Shake Off The Cobwebs and Get To Know Your Employees
When you start your own business, it’s easy to keep pressing forward and bringing more people in based on their skills and abilities, forgetting that they are individuals with their own interests. It’s easily done; you get busy when you run your own company and you rely on people to work for you, not thinking about how you interact with them on a personal level.
If you want to run a business effectively, you need to be a great team leader, which includes getting to know the people that work for you. It’s up to you to manage your time, your team and your workload without it all crumbling, and a big part of that is getting to know the people who are in your business. Not only will it make you a better leader in the eyes of your staff, it’ll help you to learn who they are as people and what their goals are.
There are a lot of strategies out there that you can embrace to get to know the people in your business better. Some of these are fun, others are more formal but still have the same result – learning about what makes your people tick. Usually, this can start with team building challenges and trips to just break the ice away from the business. Starting your ‘get to know you’ program away from the actual office gives you a chance to relax as a group and enjoy the company without the pressures of office work on your shoulders. Shaking off the cobwebs and revealing the personalities can help you to understand who can work together the best and the type of learners and workers your employees are. Some are going to be visual learners while others are kinetic, and this can make a difference when you are merging personalities together. So, how can you get to know people better?

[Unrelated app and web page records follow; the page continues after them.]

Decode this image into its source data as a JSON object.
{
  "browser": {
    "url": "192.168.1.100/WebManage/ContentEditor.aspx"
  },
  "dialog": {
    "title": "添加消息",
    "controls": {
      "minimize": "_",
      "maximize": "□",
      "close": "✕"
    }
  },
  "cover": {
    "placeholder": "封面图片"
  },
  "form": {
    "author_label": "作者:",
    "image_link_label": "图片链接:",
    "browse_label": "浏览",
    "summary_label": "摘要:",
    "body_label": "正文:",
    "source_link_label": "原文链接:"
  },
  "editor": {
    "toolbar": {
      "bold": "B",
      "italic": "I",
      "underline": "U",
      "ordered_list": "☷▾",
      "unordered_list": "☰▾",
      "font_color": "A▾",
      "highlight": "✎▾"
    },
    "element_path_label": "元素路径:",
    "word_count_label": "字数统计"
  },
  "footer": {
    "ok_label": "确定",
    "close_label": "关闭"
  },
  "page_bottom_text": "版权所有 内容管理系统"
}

Open Door Policies. You’re the leader, but you’re not obligated to be closed off and in your own office all the time. Keep the dialogue going by opting for a policy that reminds your staff that you are there to speak to at all times. People need to feel that they can talk to you whenever they want to, without worry that they will be turned away.
Outdoor Activities. Once a week, get everyone out of the office for lunch. Head out of the ‘lunch behind the desk’ and into a restaurant or a work picnic if there is the weather for it.
Recognize Achievements. As much as possible, recognize both the small and the big achievements. Even saying a simple thank you to your team can help you to see who is thriving and who isn’t.
Set Goals. It’s up to you to sit your people down and set goals together, so that you can understand where the goals of your employees are going and where they want to end up. Get to know their aspirations, and you’ll get to know them.